Some of Johnson’s albums, That Lonesome Song, and The Guitar Song, were certified platinum and gold by the RIAA.

9. Gene Autry

“The Singing Cowboy” showed his skill and talent in the music and television industry and his patriotism by serving the country as part of the US Army in 1942.

Autry was a tech sergeant in the US Army Air Forces. He also had a private pilot certificate and served as a flight officer using a C-109 transport, flying over the Himalayas.

As an actor, Autry hosted the television series The Gene Autry Show and appeared in over 93 films. Some of Gene Autry’s songs are “Back in the Saddle Again,” “At Mail Call Today,” and his biggest Christmas song hits, “Rudolph, the Red-Nosed Reindeer” and “Frosty the Snowman.”

10. Josh Gracin

Josh Gracin tested out his luck when he joined the second season of American Idol. And with enough luck indeed, he finished fourth in the singing contest. Mind you, he served in the US Marine Corps when he auditioned for American Idol.
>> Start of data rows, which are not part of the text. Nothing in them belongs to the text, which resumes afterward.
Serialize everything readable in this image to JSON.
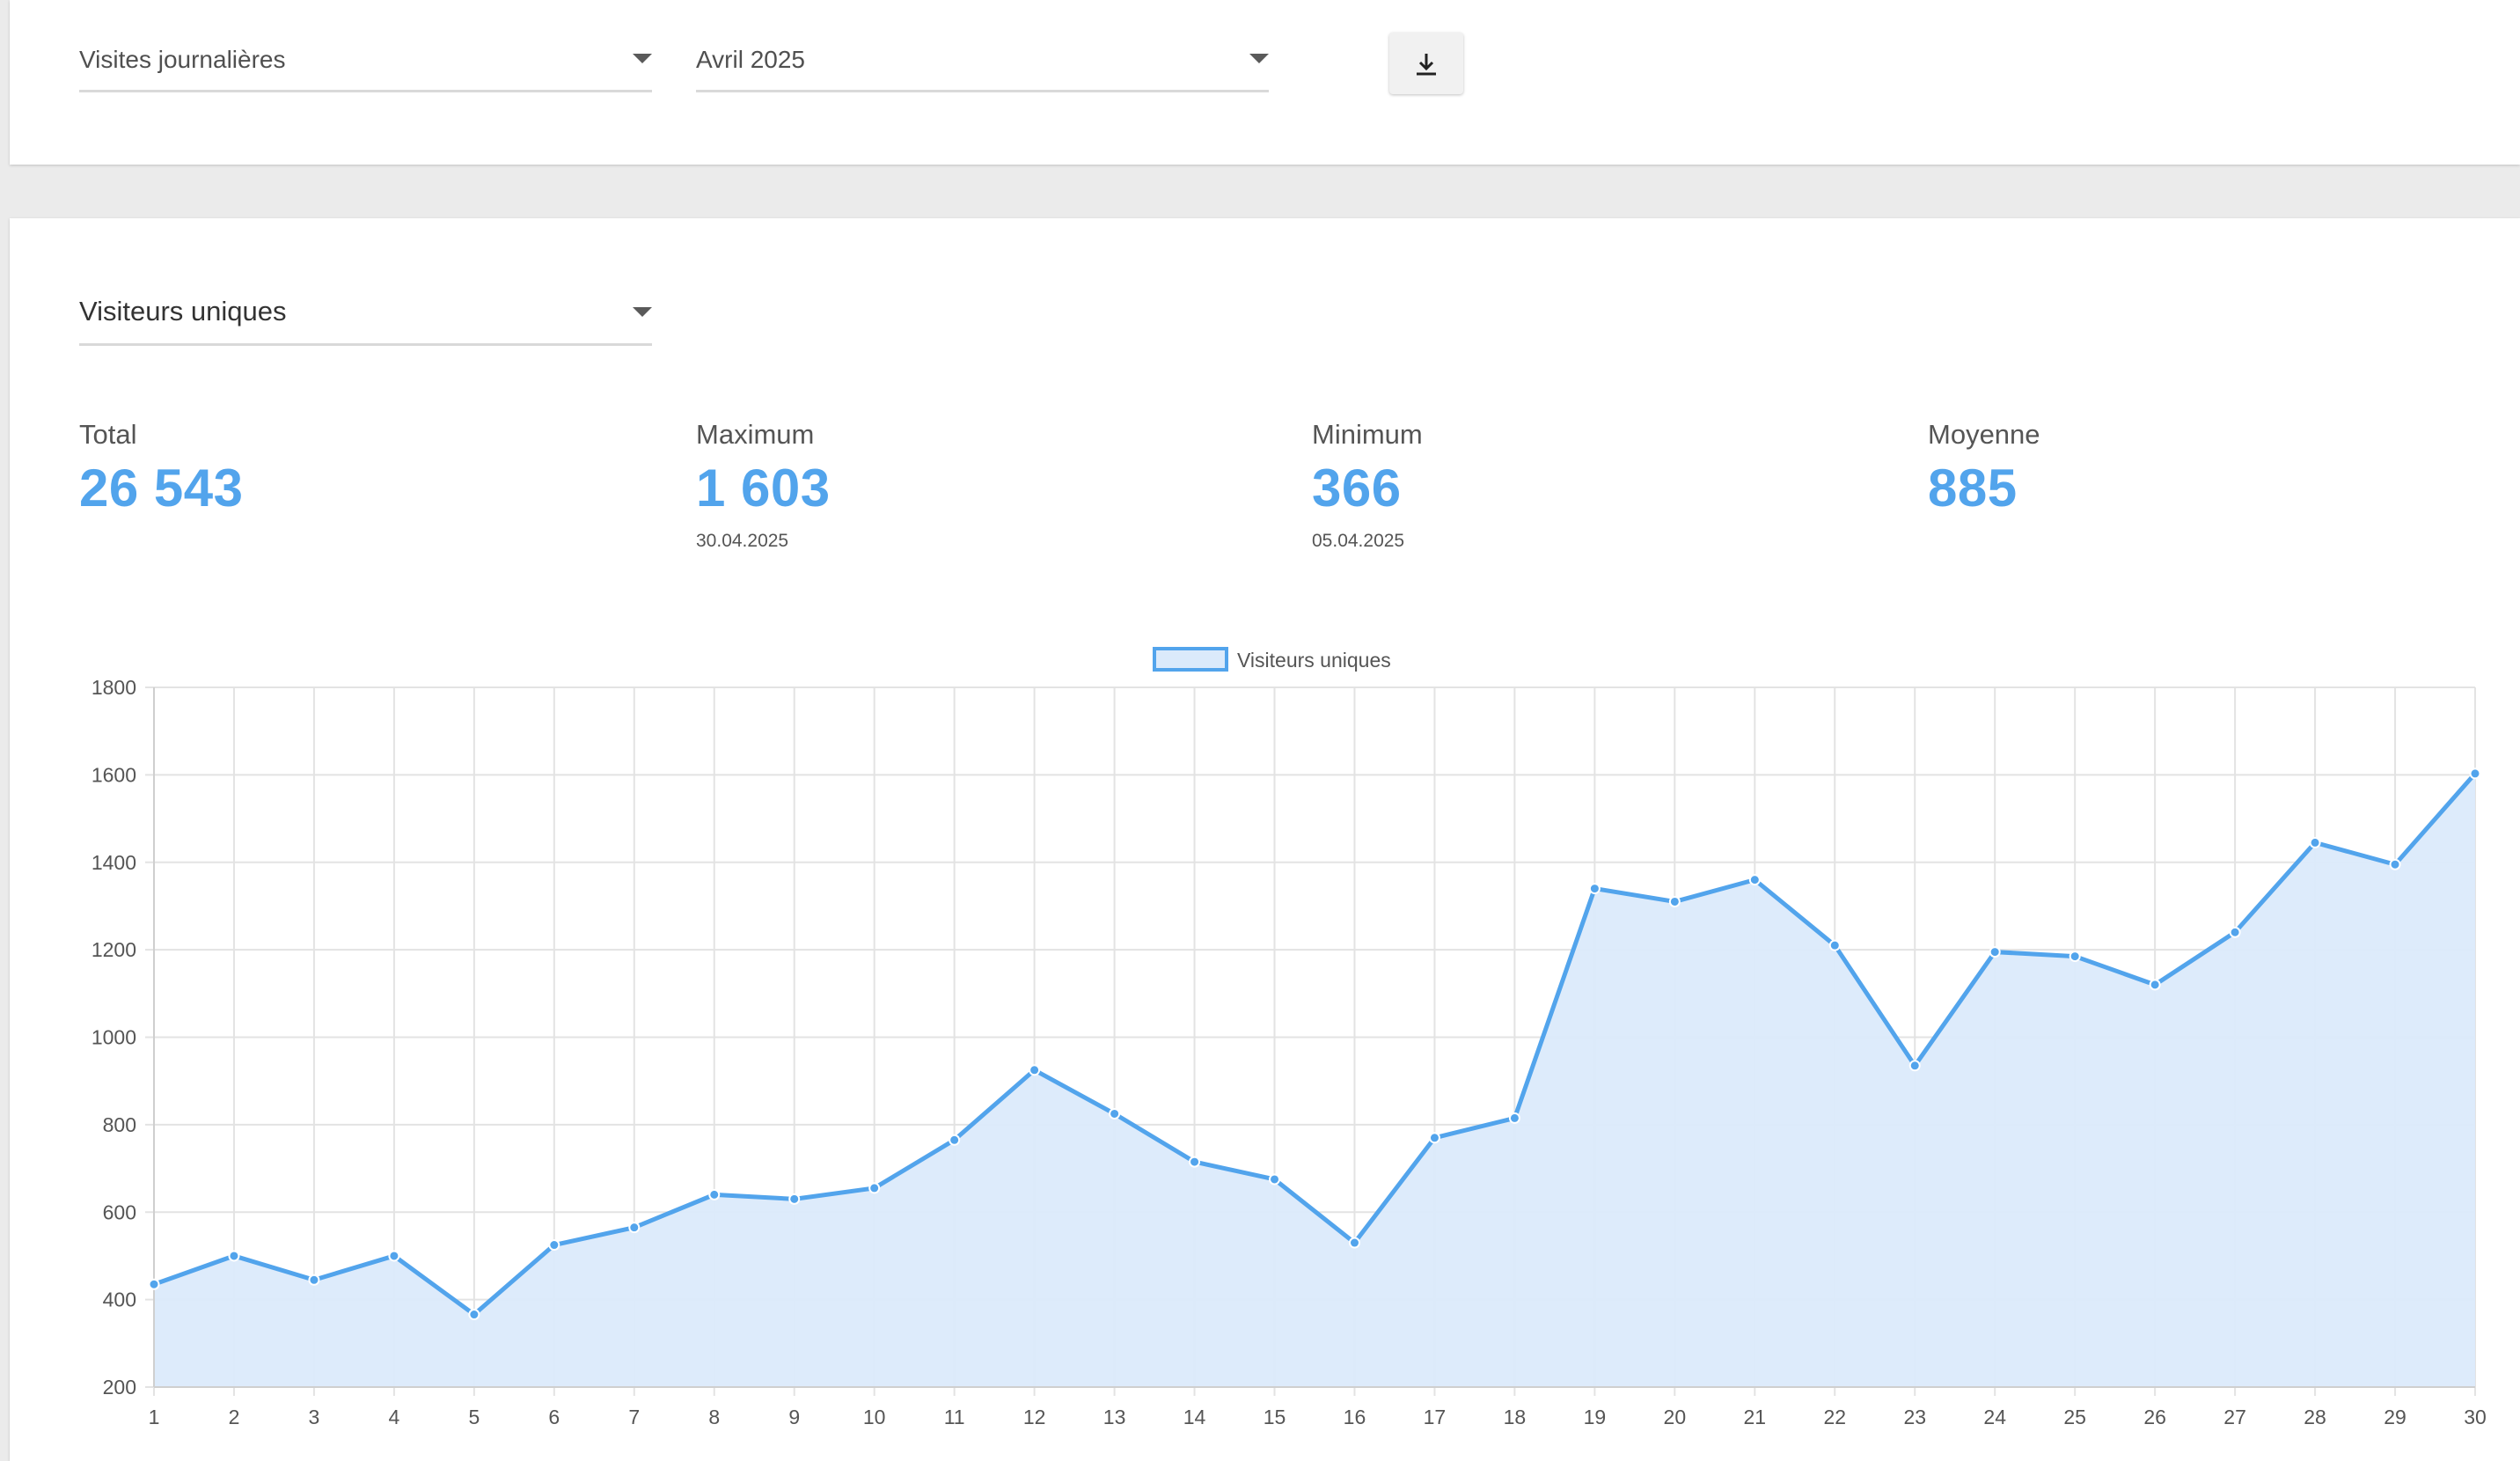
{
  "filters": {
    "visits_select": "Visites journalières",
    "period_select": "Avril 2025"
  },
  "toolbar": {
    "download_icon": "download-icon"
  },
  "metric_select": "Visiteurs uniques",
  "stats": {
    "total": {
      "label": "Total",
      "value": "26 543"
    },
    "maximum": {
      "label": "Maximum",
      "value": "1 603",
      "date": "30.04.2025"
    },
    "minimum": {
      "label": "Minimum",
      "value": "366",
      "date": "05.04.2025"
    },
    "average": {
      "label": "Moyenne",
      "value": "885"
    }
  },
  "colors": {
    "accent": "#52a4ec",
    "area_fill": "#dbeafb",
    "grid": "#e3e3e3"
  },
  "chart_data": {
    "type": "area",
    "x": [
      1,
      2,
      3,
      4,
      5,
      6,
      7,
      8,
      9,
      10,
      11,
      12,
      13,
      14,
      15,
      16,
      17,
      18,
      19,
      20,
      21,
      22,
      23,
      24,
      25,
      26,
      27,
      28,
      29,
      30
    ],
    "series": [
      {
        "name": "Visiteurs uniques",
        "values": [
          435,
          500,
          445,
          500,
          366,
          525,
          565,
          640,
          630,
          655,
          765,
          925,
          825,
          715,
          675,
          530,
          770,
          815,
          1340,
          1310,
          1360,
          1210,
          935,
          1195,
          1185,
          1120,
          1240,
          1445,
          1395,
          1603
        ]
      }
    ],
    "ylim": [
      200,
      1800
    ],
    "yticks": [
      200,
      400,
      600,
      800,
      1000,
      1200,
      1400,
      1600,
      1800
    ],
    "grid": true,
    "legend": "top-center"
  }
}
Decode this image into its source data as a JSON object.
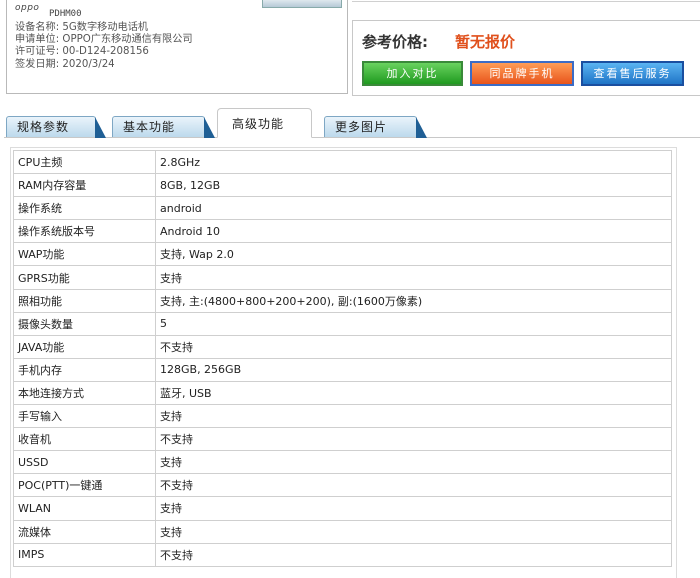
{
  "product": {
    "brand_logo": "oppo",
    "model_code": "PDHM00",
    "info_lines": [
      "设备名称: 5G数字移动电话机",
      "申请单位: OPPO广东移动通信有限公司",
      "许可证号: 00-D124-208156",
      "签发日期: 2020/3/24"
    ]
  },
  "price": {
    "label": "参考价格:",
    "value": "暂无报价",
    "value_color": "#e0501c"
  },
  "buttons": {
    "compare": "加入对比",
    "same_brand": "同品牌手机",
    "service": "查看售后服务"
  },
  "tabs": [
    {
      "label": "规格参数",
      "active": false
    },
    {
      "label": "基本功能",
      "active": false
    },
    {
      "label": "高级功能",
      "active": true
    },
    {
      "label": "更多图片",
      "active": false
    }
  ],
  "specs": [
    {
      "key": "CPU主频",
      "value": "2.8GHz"
    },
    {
      "key": "RAM内存容量",
      "value": "8GB, 12GB"
    },
    {
      "key": "操作系统",
      "value": "android"
    },
    {
      "key": "操作系统版本号",
      "value": "Android 10"
    },
    {
      "key": "WAP功能",
      "value": "支持, Wap 2.0"
    },
    {
      "key": "GPRS功能",
      "value": "支持"
    },
    {
      "key": "照相功能",
      "value": "支持, 主:(4800+800+200+200), 副:(1600万像素)"
    },
    {
      "key": "摄像头数量",
      "value": "5"
    },
    {
      "key": "JAVA功能",
      "value": "不支持"
    },
    {
      "key": "手机内存",
      "value": "128GB, 256GB"
    },
    {
      "key": "本地连接方式",
      "value": "蓝牙, USB"
    },
    {
      "key": "手写输入",
      "value": "支持"
    },
    {
      "key": "收音机",
      "value": "不支持"
    },
    {
      "key": "USSD",
      "value": "支持"
    },
    {
      "key": "POC(PTT)一键通",
      "value": "不支持"
    },
    {
      "key": "WLAN",
      "value": "支持"
    },
    {
      "key": "流媒体",
      "value": "支持"
    },
    {
      "key": "IMPS",
      "value": "不支持"
    }
  ]
}
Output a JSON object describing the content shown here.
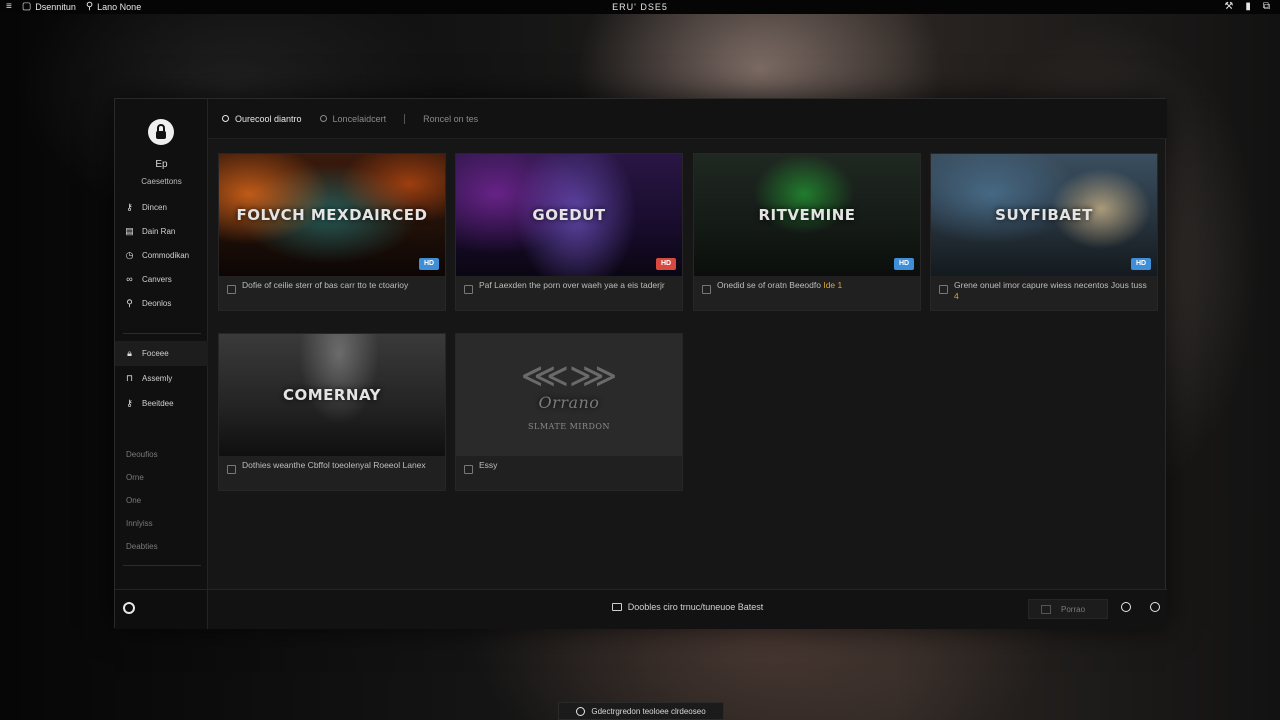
{
  "sysbar": {
    "menu_icon": "hamburger-icon",
    "item1": "Dsennitun",
    "item2": "Lano None",
    "title": "ERU' DSE5",
    "right_icons": [
      "wrench-icon",
      "battery-icon",
      "window-icon"
    ]
  },
  "sidebar": {
    "app_name": "Ep",
    "app_sub": "Caesettons",
    "nav": [
      {
        "label": "Dincen",
        "icon": "key-icon"
      },
      {
        "label": "Dain Ran",
        "icon": "file-icon"
      },
      {
        "label": "Commodikan",
        "icon": "clock-icon"
      },
      {
        "label": "Canvers",
        "icon": "link-icon"
      },
      {
        "label": "Deonlos",
        "icon": "search-icon"
      }
    ],
    "nav2": [
      {
        "label": "Foceee",
        "icon": "lock-icon"
      },
      {
        "label": "Assemly",
        "icon": "lock-icon"
      },
      {
        "label": "Beeitdee",
        "icon": "key-icon"
      }
    ],
    "nav3": [
      "Deoufios",
      "Orne",
      "One",
      "Innlyiss",
      "Deabties"
    ]
  },
  "tabs": [
    {
      "label": "Ourecool diantro",
      "active": true
    },
    {
      "label": "Loncelaidcert",
      "active": false
    },
    {
      "label": "Roncel on tes",
      "active": false
    }
  ],
  "cards": [
    {
      "title": "FOLVCH MEXDAIRCED",
      "badge": "HD",
      "badge_color": "#3f8fd8",
      "desc": "Dofie of ceilie sterr of bas carr tto te ctoarioy",
      "highlight": ""
    },
    {
      "title": "GOEDUT",
      "badge": "HD",
      "badge_color": "#d84a3f",
      "desc": "Paf Laexden the porn over waeh yae a eis taderjr",
      "highlight": ""
    },
    {
      "title": "RITVEMINE",
      "badge": "HD",
      "badge_color": "#3f8fd8",
      "desc": "Onedid se of oratn Beeodfo",
      "highlight": "Ide 1"
    },
    {
      "title": "SUYFIBAET",
      "badge": "HD",
      "badge_color": "#3f8fd8",
      "desc": "Grene onuel imor capure wiess necentos Jous tuss",
      "highlight": "4"
    },
    {
      "title": "COMERNAY",
      "badge": "",
      "badge_color": "",
      "desc": "Dothies weanthe Cbffol toeolenyal Roeeol Lanex",
      "highlight": ""
    },
    {
      "title": "Orrano",
      "subtitle": "SLMATE MIRDON",
      "badge": "",
      "badge_color": "",
      "desc": "Essy",
      "highlight": ""
    }
  ],
  "status": "Doobles ciro trnuc/tuneuoe Batest",
  "filter_label": "Porrao",
  "toast": "Gdectrgredon teoloee clrdeoseo"
}
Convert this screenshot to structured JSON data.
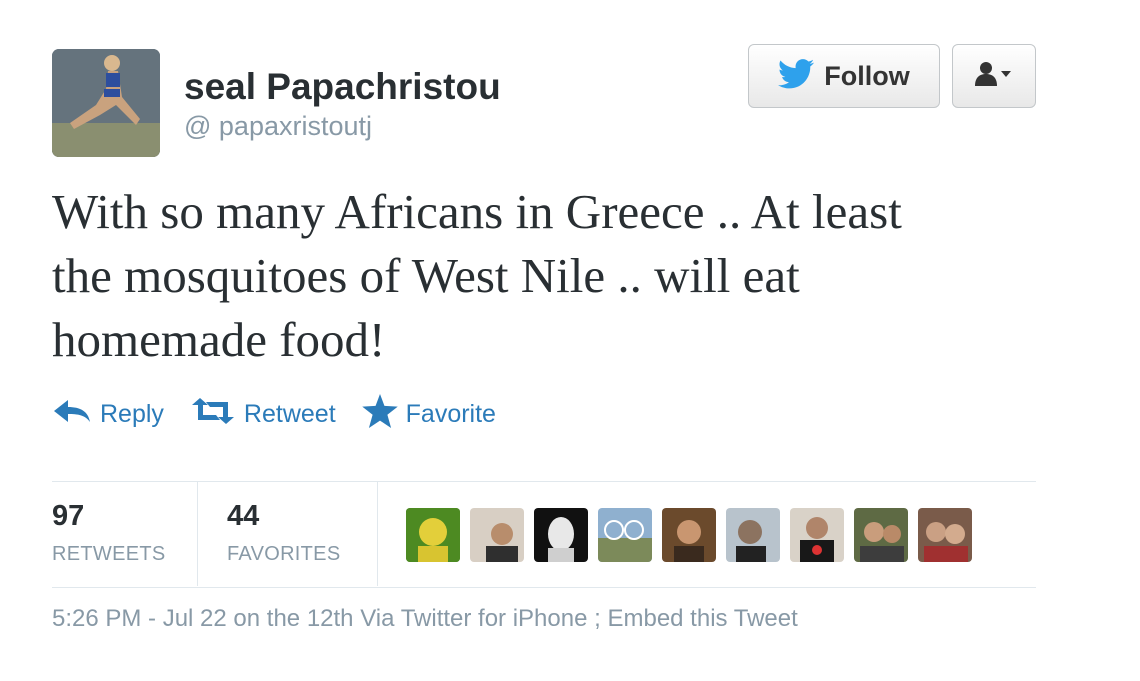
{
  "author": {
    "display_name": "seal Papachristou",
    "handle": "@ papaxristoutj"
  },
  "follow_button": {
    "label": "Follow"
  },
  "tweet": {
    "text_lines": [
      "With so many Africans in Greece .. At least",
      "the mosquitoes of West Nile .. will eat",
      "homemade food!"
    ]
  },
  "actions": {
    "reply": "Reply",
    "retweet": "Retweet",
    "favorite": "Favorite"
  },
  "stats": {
    "retweets_count": "97",
    "retweets_label": "RETWEETS",
    "favorites_count": "44",
    "favorites_label": "FAVORITES"
  },
  "footer": {
    "timestamp": "5:26 PM - Jul 22 on the 12th",
    "via": "Via Twitter for iPhone",
    "separator": ";",
    "embed": "Embed this Tweet"
  },
  "colors": {
    "link_blue": "#2b7bb9",
    "twitter_bird": "#2ea1ec",
    "muted_gray": "#8899a6",
    "text_dark": "#292f33"
  },
  "icons": {
    "follow": "twitter-bird-icon",
    "user_menu": "user-dropdown-icon",
    "reply": "reply-arrow-icon",
    "retweet": "retweet-icon",
    "favorite": "star-icon"
  }
}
He completed his service in the US Marines after his American Idol journey. When honorably discharged, he signed a deal with a label to release his self-titled debut album.

11. George Jones

George Glenn Jones was referred to as the greatest country music singer of his time. During his music career, he was called “The Possum” for his nose shape and facial features and “The Rolls Royce of Country Music.”

Before charting over 160 singles, he enlisted in the US Marine Corps in 1951 and was discharged in 1953. He spent two years serving the country in California. 

12. John Prine

During the Vietnam War era, Country-folk music singer John Pine joined the US Army. He was a vehicle mechanic in West Germany during his service. Also, for five years, Prine was a US Postal Service mailman.

After his service, he returned to Chicago to start his country music career. Everyone referred to Prine as one of the generation’s most influential songwriters. He was also called the “Mark Twain of songwriting.”

13. Kris Kristofferson

Family pressures could significantly affect your career decisions.

In Kris Kristofferson’s case, he was pressured by his family to serve the country by joining the US Army. He eventually attained the rank of captain.

He received flight training at Fort Rucker in Alabama and finished Ranger School. He was stationed in West Germany under the 8th Infantry Division during the 1960s. 

When Kristofferson was assigned to teach literature at West Point, he left the Army and decided to pursue his passion for songwriting. Because of this, his family disowned him. Despite what happened with his family, Kristofferson took pride in his time in the military. In 2003, Kristofferson received the Veteran of the Year Award.

We hope you’re inspired like these country music singers who pursued their passion and career for music while showing their love for their country! Salute to these patriotic men! May your legacy continue to live on.